And since, according to the Christians, the Jews violated their covenant with G-d, and G-d gave the Christians a New Covenant with a New Testament, G-d made the Christians the new House of Israel. This is what is called, “replacement theology” or “supercessionism.” The Christians “replaced” the Jews or “superceded” the Jews.
The Christians, in this theory, believed that they inherited what G-d promised to the Jews—i.e., the entire world, including the New World—America. It was meant to happen. It was their manifest destiny.
“Pagans in the Promised Land”
The Christians saw America as the New Israel, saw themselves as the New Israelites, and saw the Indians as the “Pagans in the Promised Land,” an analogy I’m borrowing from the title of a book by Steven Newcomb. The Euro-American invasion was a Bible re-enactment. Washington, D.C. was the New Jerusalem. George Washington was the New Joshua. Thomas Jefferson and Benjamin Franklin, for the First Seal of the United States, submitted an image of Moses crossing the Red Sea.
It was as if they saw the Battle of Jericho taking place down the road from Pittsburgh. (There is an animation in the film that presents this vision—see images below.)
What a Rabbi Told Me
A Rabbi, whom I interviewed in my off-camera research, commented on the church’s presumed understanding of that verse from the Psalm of David.
Me: [Marc Halberstadt]: “Rabbi, the Church is using the Torah to sanctify the invasion of America by their interpretation of this verse in the Psalm of David.”
Rabbi: “That verse was not supposed to be taken literally.”
Me: “Where does it say we shouldn’t take it literally?”
Rabbi: “It doesn’t say anywhere that we shouldn’t take it literally.”
Me: “So if it doesn’t say anywhere that we shouldn’t take that passage literally, how do we know that we shouldn’t take it literally?”
Rabbi: “Nobody needed to say anywhere not to take the passage literally because nobody ever DID take it literally. There was no need to warn anyone. The fact that our sages never issued a warning is proof nobody threatened to take it literally.”
Me: “But the Christians are using the Torah to justify invading North and South America.”
Rabbi: “I can’t keep track of what the Christians do. If they would’ve asked me, I would’ve told them what the passage meant.”

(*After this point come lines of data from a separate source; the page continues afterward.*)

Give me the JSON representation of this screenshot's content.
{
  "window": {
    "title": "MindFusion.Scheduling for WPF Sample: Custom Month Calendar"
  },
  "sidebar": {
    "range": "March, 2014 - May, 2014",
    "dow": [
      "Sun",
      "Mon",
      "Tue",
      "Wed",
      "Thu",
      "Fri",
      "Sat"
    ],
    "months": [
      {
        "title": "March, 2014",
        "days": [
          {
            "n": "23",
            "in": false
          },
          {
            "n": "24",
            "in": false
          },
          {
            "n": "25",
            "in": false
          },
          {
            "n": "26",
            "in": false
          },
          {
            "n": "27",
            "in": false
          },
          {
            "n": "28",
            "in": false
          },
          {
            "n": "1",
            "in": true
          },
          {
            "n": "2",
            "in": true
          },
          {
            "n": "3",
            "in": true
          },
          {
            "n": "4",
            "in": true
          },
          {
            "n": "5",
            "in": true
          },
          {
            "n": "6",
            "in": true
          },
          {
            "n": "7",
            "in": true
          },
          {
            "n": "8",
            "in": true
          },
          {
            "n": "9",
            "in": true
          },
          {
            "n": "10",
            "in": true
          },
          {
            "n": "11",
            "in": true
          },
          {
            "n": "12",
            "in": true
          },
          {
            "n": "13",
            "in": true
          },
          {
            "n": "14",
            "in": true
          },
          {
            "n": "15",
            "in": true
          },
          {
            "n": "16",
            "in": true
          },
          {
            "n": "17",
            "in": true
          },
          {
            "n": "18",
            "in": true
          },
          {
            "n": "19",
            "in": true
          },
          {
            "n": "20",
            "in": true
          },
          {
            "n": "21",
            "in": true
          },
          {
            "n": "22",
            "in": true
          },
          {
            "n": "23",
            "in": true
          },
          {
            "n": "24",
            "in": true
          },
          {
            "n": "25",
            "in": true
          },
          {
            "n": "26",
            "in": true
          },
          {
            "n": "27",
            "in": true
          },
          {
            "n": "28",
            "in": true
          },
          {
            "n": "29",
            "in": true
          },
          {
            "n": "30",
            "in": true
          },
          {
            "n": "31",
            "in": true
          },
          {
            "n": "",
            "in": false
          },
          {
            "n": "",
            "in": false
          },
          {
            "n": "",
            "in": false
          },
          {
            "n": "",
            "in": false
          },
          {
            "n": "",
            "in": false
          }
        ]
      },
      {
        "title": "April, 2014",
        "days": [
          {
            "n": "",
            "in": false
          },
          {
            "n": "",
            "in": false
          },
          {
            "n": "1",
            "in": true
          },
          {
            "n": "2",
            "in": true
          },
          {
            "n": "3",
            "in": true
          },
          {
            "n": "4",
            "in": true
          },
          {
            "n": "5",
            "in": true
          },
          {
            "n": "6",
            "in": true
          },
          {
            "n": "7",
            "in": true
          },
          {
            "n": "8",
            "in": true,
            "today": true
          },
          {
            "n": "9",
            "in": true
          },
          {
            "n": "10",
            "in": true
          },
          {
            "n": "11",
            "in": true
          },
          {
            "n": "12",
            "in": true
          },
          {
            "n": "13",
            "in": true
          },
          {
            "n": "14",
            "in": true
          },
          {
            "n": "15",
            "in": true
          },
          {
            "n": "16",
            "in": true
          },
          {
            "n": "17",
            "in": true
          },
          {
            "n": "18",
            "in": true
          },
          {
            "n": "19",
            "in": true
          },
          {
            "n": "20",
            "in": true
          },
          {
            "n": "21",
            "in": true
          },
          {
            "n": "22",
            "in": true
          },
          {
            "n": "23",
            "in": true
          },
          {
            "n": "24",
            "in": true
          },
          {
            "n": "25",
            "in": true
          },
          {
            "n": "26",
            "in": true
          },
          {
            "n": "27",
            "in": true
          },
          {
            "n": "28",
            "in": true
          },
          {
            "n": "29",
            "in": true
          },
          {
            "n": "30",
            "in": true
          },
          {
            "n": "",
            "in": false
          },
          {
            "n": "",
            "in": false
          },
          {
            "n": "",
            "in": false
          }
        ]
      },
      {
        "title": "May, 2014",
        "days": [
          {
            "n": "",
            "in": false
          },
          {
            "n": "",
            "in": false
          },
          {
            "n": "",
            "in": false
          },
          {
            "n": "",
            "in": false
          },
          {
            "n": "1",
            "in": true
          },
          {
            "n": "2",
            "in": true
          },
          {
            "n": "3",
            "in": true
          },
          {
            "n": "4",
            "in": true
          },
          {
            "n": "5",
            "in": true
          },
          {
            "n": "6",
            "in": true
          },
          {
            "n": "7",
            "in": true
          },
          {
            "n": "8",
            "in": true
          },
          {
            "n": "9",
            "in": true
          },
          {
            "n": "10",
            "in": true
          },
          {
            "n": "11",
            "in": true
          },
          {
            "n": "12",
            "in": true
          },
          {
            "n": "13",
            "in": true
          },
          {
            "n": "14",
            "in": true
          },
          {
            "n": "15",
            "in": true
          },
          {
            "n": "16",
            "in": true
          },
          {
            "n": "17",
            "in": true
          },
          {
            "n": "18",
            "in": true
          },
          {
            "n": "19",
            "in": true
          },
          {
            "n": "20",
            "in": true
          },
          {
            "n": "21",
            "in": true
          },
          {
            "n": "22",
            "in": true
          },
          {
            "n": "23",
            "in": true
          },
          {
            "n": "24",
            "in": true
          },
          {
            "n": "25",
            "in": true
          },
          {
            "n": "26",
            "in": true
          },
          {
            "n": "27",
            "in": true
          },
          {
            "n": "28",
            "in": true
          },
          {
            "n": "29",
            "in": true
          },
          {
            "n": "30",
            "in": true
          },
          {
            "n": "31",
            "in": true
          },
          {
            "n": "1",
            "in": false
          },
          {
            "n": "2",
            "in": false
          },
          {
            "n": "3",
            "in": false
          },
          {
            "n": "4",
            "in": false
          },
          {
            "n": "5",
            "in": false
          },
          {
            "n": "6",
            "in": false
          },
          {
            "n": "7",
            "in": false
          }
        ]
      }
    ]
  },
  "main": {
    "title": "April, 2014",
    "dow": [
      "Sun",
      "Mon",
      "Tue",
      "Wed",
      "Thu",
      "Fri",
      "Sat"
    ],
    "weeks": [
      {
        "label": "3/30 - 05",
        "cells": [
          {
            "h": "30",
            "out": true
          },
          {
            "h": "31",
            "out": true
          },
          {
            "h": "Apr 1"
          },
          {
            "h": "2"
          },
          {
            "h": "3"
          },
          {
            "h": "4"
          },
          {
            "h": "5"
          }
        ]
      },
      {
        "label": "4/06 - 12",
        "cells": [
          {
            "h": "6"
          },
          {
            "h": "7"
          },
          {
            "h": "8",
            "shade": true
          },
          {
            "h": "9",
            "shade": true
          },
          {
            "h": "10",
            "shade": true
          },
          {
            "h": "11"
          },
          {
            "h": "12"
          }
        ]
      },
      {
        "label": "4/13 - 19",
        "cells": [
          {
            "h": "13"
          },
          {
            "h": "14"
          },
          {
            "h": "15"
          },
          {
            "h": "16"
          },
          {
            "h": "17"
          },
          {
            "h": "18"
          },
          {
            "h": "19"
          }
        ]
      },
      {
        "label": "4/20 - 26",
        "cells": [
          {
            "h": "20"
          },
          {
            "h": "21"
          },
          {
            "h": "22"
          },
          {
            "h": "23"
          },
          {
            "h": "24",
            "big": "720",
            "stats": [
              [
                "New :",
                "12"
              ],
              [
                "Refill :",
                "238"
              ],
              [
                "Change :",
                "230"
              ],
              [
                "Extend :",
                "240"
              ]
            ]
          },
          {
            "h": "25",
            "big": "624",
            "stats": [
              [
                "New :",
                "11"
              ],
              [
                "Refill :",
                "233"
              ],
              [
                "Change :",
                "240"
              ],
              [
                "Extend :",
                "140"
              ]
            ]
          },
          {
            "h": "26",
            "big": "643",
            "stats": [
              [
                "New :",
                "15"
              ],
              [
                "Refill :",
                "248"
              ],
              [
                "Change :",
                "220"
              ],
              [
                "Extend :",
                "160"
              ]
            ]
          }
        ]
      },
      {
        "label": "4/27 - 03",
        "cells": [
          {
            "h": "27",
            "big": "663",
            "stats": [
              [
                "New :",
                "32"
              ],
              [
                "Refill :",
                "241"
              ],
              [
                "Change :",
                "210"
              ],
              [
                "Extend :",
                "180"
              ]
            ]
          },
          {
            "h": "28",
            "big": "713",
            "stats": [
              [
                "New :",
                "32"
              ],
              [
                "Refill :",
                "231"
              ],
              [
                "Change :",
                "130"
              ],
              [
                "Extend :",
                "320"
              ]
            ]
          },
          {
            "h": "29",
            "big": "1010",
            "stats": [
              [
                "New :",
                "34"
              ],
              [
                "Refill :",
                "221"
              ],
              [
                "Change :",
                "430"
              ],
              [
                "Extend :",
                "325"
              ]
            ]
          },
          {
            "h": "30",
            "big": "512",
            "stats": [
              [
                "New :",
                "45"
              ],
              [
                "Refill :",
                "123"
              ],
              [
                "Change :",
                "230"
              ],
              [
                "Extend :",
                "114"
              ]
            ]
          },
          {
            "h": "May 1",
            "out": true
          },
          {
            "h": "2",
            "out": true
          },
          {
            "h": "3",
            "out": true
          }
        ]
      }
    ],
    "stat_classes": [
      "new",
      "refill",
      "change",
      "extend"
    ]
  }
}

(You see why I am also inviting dialogue-oriented Christians to the premiere?)
What about kids? Should children see this?
One last question: Is the film for the entire family? There is one scene where somebody swears repeatedly and it is bleeped out. There is also intensity (I am arrested by police when I refuse to leave my parents’ home in Germany, for example), and so if you bring your kids, maybe they should be bar mitzvah age or older, I would guess. It depends on what your kids are used to. How much drama do you permit at the table? Otherwise the film is very appropriate for a family, especially one that likes a fresh understanding of Jewish and Indian history, because it a.) entertains, b.) occasionally has cartoons, c.) encapsulates 500 years of history inside of 90 minutes, d.) provokes thought, e.) has Jews, and f.) has Indians.
If you can’t run this announcement and/or attend, then tear your hair out trying to think of a more astonishing, serio-comic, cerebral-yet-entertaining, filmed social experiment.
Writer-Director, “CowJews and Indians: How Hitler Scared My Relatives—and I Woke Up in an Iroquois Longhouse, Owing the Mohawks Rent”
(Question: Isn’t it a contradiction in terms to have a documentary with a writer or a director? What’s with me being the “writer-director?”)
P.S. Anybody can contact me for any reason—why not?
P.P.S. You can print this whole thing if you want.
P.P.P.S. If these remarks do not meet your standards of prejudice and bigotry, please let me know. (You may have raised the bar too high.)